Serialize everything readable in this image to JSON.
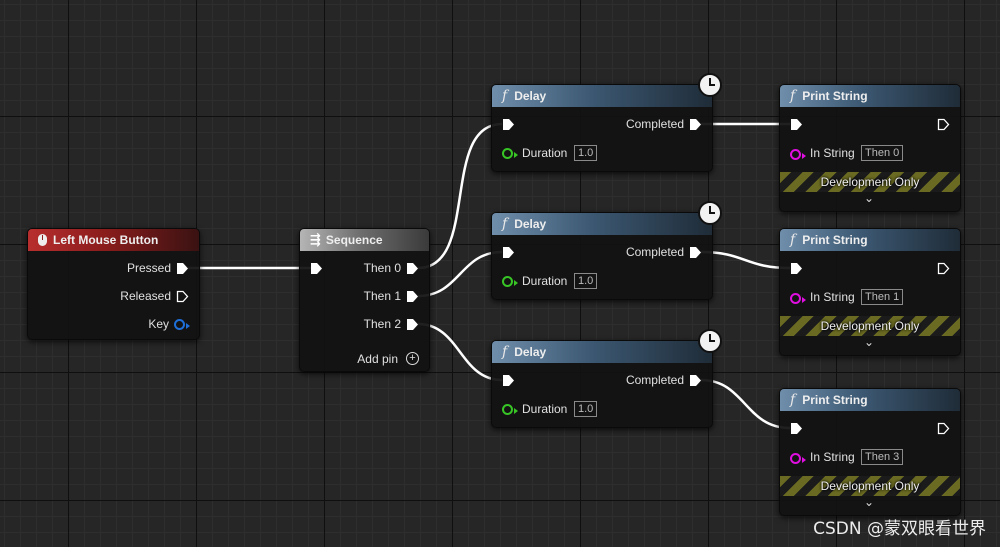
{
  "nodes": {
    "event": {
      "title": "Left Mouse Button",
      "icon": "mouse-icon",
      "pins": {
        "pressed": "Pressed",
        "released": "Released",
        "key": "Key"
      }
    },
    "sequence": {
      "title": "Sequence",
      "icon": "sequence-icon",
      "pins": {
        "then0": "Then 0",
        "then1": "Then 1",
        "then2": "Then 2"
      },
      "add_pin": "Add pin"
    },
    "delays": [
      {
        "title": "Delay",
        "completed": "Completed",
        "duration_label": "Duration",
        "duration_value": "1.0"
      },
      {
        "title": "Delay",
        "completed": "Completed",
        "duration_label": "Duration",
        "duration_value": "1.0"
      },
      {
        "title": "Delay",
        "completed": "Completed",
        "duration_label": "Duration",
        "duration_value": "1.0"
      }
    ],
    "prints": [
      {
        "title": "Print String",
        "in_string_label": "In String",
        "in_string_value": "Then 0",
        "dev_label": "Development Only"
      },
      {
        "title": "Print String",
        "in_string_label": "In String",
        "in_string_value": "Then 1",
        "dev_label": "Development Only"
      },
      {
        "title": "Print String",
        "in_string_label": "In String",
        "in_string_value": "Then 3",
        "dev_label": "Development Only"
      }
    ]
  },
  "watermark": "CSDN @蒙双眼看世界",
  "colors": {
    "function_header": "#3c5872",
    "event_header": "#8a1c1c",
    "sequence_header": "#707070",
    "exec_wire": "#ffffff",
    "key_pin": "#1e6fd9",
    "float_pin": "#38c626",
    "string_pin": "#e00ee0"
  }
}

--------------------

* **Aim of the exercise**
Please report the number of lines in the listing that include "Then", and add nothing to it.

* **Output for this task**
6